Medicine

Chapter 8: Medicine
Malinowsky, H. R. Reference Sources in Science, Engineering, Medicine, and Agriculture. Phoenix, Ariz. : Oryx Press, 1994. pp. 188-189.


Medicine, from the Latin word medicina meaning “to heal,” is concerned with preventing and treating disease, as well as maintaining good health. It is an applied science using all of the physical sciences and some engineering disciplines in its research. It is usually divided into clinical and basic fields: clinical includes all the specialities and basic covers the areas more closely related to the biological sciences. The basic medical sciences attempt to discover and describe how the human body functions. They include:
  • Anatomy—the study of all parts of the human body.
  • Biochemistry—the study of all chemical processes that take place in the human body.
  • Biophysics—the application of physics to biology in the study of the human body.
  • Embryology—the study of the early development of life.
  • Endocrinology—the study of the body’s endocrine system.
  • Genetics—the study of genes and heredity.
  • Microbiology—the study of microorganisms that may affect the human body.
  • Pathology—the study of how diseases alter the body.
  • Physiology—the study of vital functions of the human body and how they all work together to maintain life.
  • Psychology—the study of human behavior as it functions biologically and with the social environment.
Clinical medicine has resulted in many specialities in the medical profession. There are two broad specialities, preventive medicine and public health, and many finely defined specialities:
  • Preventive Medicine—the study of how to prevent diseases.
  • Public Health—the study of how to maintain and promote good health.
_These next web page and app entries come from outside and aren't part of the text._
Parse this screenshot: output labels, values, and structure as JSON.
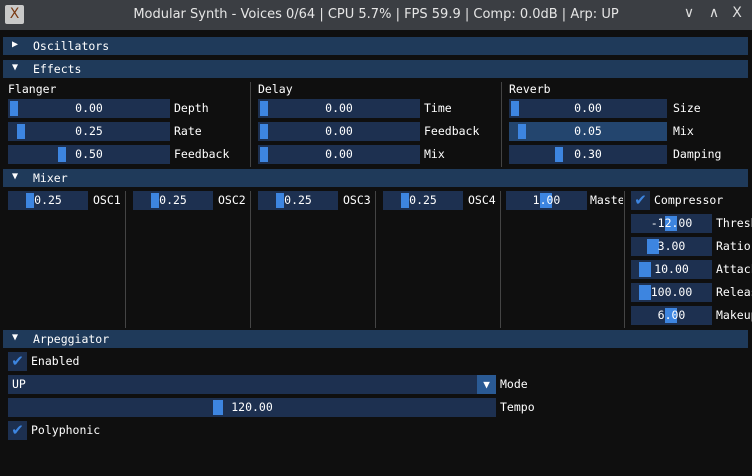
{
  "window": {
    "title": "Modular Synth - Voices 0/64 | CPU 5.7% | FPS 59.9 | Comp: 0.0dB | Arp: UP",
    "icons": [
      "app-icon",
      "minimize-icon",
      "maximize-icon",
      "close-icon"
    ],
    "min": "∨",
    "max": "∧",
    "close": "X"
  },
  "oscillators": {
    "label": "Oscillators",
    "arrow": "▶"
  },
  "effects": {
    "label": "Effects",
    "arrow": "▼",
    "flanger": {
      "title": "Flanger",
      "depth": {
        "label": "Depth",
        "value": "0.00"
      },
      "rate": {
        "label": "Rate",
        "value": "0.25"
      },
      "feedback": {
        "label": "Feedback",
        "value": "0.50"
      }
    },
    "delay": {
      "title": "Delay",
      "time": {
        "label": "Time",
        "value": "0.00"
      },
      "feedback": {
        "label": "Feedback",
        "value": "0.00"
      },
      "mix": {
        "label": "Mix",
        "value": "0.00"
      }
    },
    "reverb": {
      "title": "Reverb",
      "size": {
        "label": "Size",
        "value": "0.00"
      },
      "mix": {
        "label": "Mix",
        "value": "0.05"
      },
      "damping": {
        "label": "Damping",
        "value": "0.30"
      }
    }
  },
  "mixer": {
    "label": "Mixer",
    "arrow": "▼",
    "osc1": {
      "label": "OSC1",
      "value": "0.25"
    },
    "osc2": {
      "label": "OSC2",
      "value": "0.25"
    },
    "osc3": {
      "label": "OSC3",
      "value": "0.25"
    },
    "osc4": {
      "label": "OSC4",
      "value": "0.25"
    },
    "master": {
      "label": "Master",
      "value": "1.00"
    },
    "compressor": {
      "label": "Compressor",
      "checked": true,
      "check": "✔",
      "threshold": {
        "label": "Threshold",
        "value": "-12.00"
      },
      "ratio": {
        "label": "Ratio",
        "value": "3.00"
      },
      "attack": {
        "label": "Attack",
        "value": "10.00"
      },
      "release": {
        "label": "Release",
        "value": "100.00"
      },
      "makeup": {
        "label": "Makeup",
        "value": "6.00"
      }
    }
  },
  "arpeggiator": {
    "label": "Arpeggiator",
    "arrow": "▼",
    "enabled": {
      "label": "Enabled",
      "checked": true
    },
    "mode": {
      "label": "Mode",
      "value": "UP",
      "arrow": "▼"
    },
    "tempo": {
      "label": "Tempo",
      "value": "120.00"
    },
    "polyphonic": {
      "label": "Polyphonic",
      "checked": true
    },
    "check": "✔"
  }
}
  • Anesthesiology—the study of anesthesia and anesthetics.
  • Cardiology—the study of the heart and how it functions.
  • Dentistry—the study of teeth and the oral cavity.
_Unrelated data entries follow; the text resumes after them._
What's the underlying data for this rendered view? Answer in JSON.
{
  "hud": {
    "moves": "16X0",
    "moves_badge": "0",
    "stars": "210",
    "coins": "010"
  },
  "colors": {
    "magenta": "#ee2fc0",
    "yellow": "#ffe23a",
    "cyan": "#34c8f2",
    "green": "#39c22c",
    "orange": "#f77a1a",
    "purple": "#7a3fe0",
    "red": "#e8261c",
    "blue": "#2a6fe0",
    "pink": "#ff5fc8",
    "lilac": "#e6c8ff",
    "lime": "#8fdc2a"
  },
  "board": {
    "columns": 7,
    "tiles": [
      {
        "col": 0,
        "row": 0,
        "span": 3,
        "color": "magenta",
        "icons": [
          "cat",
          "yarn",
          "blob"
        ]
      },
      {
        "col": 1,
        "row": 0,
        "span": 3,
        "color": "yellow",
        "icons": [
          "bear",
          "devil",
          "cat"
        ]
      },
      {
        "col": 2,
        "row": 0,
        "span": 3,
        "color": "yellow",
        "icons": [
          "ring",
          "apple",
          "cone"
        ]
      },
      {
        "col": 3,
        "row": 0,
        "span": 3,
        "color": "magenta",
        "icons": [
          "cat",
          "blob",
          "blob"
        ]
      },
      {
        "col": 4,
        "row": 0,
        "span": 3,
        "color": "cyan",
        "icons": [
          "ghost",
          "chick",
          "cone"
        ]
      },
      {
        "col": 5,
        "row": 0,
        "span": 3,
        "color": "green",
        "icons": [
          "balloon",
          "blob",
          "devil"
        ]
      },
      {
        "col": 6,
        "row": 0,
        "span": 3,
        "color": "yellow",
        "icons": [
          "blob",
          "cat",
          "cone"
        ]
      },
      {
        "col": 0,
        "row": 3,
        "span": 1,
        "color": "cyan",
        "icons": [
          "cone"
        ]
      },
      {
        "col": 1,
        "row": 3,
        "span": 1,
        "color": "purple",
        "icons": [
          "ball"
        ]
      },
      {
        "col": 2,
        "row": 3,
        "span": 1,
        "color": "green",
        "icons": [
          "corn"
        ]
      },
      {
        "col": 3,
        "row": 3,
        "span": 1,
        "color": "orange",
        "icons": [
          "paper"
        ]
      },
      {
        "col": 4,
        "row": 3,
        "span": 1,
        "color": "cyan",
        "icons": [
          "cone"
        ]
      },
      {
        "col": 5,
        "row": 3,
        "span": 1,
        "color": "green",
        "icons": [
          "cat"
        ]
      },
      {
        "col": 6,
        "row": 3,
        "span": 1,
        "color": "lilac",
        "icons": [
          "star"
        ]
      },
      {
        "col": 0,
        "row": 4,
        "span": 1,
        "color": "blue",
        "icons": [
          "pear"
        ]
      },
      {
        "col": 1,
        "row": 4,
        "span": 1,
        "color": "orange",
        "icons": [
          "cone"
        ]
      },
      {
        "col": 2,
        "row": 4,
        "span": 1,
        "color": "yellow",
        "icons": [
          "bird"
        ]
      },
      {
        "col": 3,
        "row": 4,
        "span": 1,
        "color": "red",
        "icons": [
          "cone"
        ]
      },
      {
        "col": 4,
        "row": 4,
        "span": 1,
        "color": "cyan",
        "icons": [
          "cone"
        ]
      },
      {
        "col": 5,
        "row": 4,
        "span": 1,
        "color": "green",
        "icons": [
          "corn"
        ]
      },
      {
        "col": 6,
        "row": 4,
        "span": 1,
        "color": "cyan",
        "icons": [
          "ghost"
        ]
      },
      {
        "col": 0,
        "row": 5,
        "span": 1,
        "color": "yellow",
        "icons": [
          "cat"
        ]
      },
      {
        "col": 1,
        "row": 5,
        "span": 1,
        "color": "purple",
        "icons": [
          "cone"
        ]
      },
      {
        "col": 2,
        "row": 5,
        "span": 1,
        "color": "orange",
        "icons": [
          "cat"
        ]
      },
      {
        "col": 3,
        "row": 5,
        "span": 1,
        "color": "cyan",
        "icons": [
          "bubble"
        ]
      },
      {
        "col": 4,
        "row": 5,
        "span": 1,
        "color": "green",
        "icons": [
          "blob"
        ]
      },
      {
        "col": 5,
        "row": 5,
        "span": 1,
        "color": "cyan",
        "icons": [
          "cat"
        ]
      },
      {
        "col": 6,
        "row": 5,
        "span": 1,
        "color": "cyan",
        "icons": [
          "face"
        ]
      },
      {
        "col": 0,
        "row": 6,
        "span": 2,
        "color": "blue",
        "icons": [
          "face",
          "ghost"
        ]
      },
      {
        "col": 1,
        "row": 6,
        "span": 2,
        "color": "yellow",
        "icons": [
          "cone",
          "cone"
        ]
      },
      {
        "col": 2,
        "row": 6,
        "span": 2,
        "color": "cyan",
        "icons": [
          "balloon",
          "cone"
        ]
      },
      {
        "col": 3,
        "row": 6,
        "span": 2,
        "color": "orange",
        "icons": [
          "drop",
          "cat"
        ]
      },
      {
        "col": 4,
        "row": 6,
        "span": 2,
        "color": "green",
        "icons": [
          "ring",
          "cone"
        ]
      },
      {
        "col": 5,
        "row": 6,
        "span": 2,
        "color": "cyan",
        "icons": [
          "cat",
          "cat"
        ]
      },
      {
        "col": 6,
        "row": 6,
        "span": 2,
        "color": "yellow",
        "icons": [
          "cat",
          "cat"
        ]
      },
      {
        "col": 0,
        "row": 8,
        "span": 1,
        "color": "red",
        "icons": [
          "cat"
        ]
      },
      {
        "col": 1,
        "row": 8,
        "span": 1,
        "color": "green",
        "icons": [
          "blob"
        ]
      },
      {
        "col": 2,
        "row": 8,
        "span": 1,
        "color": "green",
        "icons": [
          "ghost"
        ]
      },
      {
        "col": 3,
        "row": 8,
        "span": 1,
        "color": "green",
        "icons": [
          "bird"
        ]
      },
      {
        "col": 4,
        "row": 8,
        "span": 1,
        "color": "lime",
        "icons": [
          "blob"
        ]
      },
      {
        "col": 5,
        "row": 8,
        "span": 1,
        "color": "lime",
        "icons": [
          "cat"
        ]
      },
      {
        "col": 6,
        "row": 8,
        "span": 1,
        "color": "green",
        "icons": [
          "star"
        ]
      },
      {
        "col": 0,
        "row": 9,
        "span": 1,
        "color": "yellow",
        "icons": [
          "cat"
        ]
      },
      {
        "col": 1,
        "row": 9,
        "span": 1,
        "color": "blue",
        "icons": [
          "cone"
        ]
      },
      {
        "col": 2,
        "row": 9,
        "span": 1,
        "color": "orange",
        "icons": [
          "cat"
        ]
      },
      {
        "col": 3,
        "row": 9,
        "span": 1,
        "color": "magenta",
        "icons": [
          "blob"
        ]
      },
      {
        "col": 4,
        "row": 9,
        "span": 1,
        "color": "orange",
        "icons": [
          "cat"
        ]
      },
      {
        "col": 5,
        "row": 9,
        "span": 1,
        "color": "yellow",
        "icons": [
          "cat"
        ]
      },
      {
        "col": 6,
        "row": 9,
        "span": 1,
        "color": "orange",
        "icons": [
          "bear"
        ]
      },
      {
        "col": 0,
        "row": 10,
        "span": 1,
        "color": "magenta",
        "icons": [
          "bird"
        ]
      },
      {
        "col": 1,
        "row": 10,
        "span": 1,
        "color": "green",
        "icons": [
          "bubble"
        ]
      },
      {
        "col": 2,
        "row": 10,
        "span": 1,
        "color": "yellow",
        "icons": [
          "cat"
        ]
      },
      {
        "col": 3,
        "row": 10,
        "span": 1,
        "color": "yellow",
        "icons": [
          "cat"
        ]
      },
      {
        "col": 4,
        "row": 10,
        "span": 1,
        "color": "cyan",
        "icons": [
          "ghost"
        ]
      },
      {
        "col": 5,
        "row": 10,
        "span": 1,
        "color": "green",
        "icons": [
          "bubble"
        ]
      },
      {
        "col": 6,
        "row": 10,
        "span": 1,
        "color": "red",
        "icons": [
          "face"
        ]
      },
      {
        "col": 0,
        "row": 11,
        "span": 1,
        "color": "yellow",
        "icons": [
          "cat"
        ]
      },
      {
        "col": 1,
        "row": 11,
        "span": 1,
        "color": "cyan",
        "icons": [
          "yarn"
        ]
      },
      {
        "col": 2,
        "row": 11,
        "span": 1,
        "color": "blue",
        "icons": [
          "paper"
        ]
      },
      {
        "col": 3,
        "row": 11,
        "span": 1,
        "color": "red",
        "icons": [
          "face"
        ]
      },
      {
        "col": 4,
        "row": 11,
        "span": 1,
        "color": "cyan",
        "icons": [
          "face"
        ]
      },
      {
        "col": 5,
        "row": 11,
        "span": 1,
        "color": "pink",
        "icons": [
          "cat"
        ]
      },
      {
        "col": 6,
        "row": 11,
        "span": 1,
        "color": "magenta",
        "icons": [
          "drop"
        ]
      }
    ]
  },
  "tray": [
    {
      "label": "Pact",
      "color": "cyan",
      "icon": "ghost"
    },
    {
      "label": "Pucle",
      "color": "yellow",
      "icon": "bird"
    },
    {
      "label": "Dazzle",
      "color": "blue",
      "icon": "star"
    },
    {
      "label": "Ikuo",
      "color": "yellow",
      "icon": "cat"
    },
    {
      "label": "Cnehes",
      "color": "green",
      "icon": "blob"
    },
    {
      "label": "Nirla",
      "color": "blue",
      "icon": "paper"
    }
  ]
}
  • Dermatology—the study of diagnosis and treatment of skin diseases.
  • Gastroenterology—the study of the stomach and intestines.
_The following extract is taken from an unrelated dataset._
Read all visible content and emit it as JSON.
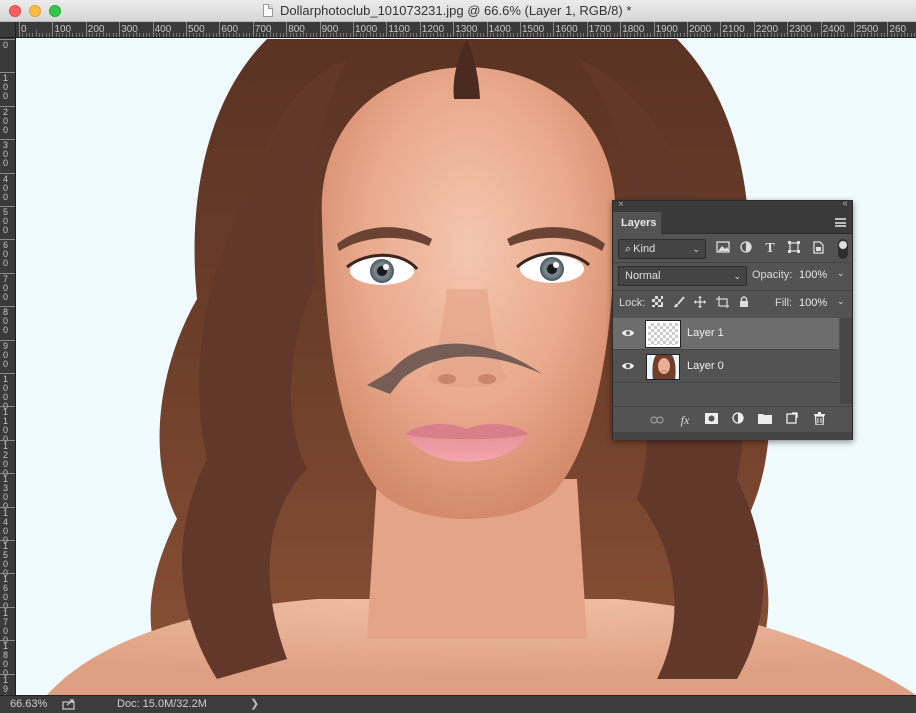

  • Geriatrics—treating the aged.
  • Gerontology—the study of the chemical, biological, historical, and sociological aspects of aging.
  • Gynecology—study and treatment of the diseases that affect the genital tract in women.
  • Immunology—the study of how human organisms react to antigens.
  • Internal Medicine—a general study of all internal parts of the human body.
  • Neurology—the study of the nervous system, including neurosurgery.
  • Nursing—the professions of helping individuals in their promotion, maintenance, and restoration to good health.
  • Obstetrics—the treatment of all aspects of child bearing.
  • Ophthalmology--the study of all aspects of the eyes.
  • Orthopedics—-the part of surgery that is concerned with the restoration of the functions of the bones.
  • Otorhinolarygology—the study of medical and surgical treatment of the head and neck including ears, nose, and throat.
  • Pediatrics—the study and treatment of health and diseases in children.
  • Plastic Surgery—the restoration or changing of physical features.
  • Psychiatry—the treating of problems of the mind.
  • Radiology—the study of the use of radioactive substances in the diagnosis and treatment of disease.
  • Rehabilitation—the study of restoring individuals to normal functions or as close to normal as possible.
  • Serology—the body of serums and their reactions on the body.
  • Surgery—the treating of diseases and injuries through operations.
  • Urology—the study of the male and female urinary tract.
  • Venereology—the study of sexually transmitted diseases.
The most important indexing source for medical research is the Index Medicus, which provides print and electronic access. Other reference materials are many and include numerous well established dictionaries and encyclopaedias. There are also handbooks, some multivolume. Medicine is one where textbooks become reference books. Every special sub-discipline of medicine has older well-established textbooks as well as newly written ones. These become mini-treatises/handbooks/encyclopaedias for that discipline. A few have been included in this chapter but for the most part they are not listed because of the sheer numbers.

No comments: